*AVAILABLE RECORDS*:
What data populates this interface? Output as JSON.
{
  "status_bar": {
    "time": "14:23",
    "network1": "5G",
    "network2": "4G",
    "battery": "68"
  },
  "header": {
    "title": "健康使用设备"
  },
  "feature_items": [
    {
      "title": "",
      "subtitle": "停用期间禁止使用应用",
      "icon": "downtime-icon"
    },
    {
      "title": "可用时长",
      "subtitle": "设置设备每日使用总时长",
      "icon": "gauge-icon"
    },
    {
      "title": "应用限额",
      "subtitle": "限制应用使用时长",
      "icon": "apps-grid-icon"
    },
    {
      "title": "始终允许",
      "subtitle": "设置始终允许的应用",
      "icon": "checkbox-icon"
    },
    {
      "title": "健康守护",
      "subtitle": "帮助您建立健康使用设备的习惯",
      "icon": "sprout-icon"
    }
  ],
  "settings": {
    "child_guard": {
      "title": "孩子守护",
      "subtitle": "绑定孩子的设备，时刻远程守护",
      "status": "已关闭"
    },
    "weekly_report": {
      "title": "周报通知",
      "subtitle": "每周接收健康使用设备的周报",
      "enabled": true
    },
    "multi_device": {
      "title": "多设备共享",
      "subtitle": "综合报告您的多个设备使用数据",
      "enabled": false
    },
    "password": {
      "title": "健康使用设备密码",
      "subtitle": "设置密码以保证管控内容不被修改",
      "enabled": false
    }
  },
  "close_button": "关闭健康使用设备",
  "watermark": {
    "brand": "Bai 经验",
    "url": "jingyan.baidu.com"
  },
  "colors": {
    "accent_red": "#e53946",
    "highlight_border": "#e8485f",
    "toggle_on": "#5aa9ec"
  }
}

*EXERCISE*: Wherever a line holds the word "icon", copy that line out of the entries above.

*WRITTEN SOLUTION*:
      "icon": "downtime-icon"
      "icon": "gauge-icon"
      "icon": "apps-grid-icon"
      "icon": "checkbox-icon"
      "icon": "sprout-icon"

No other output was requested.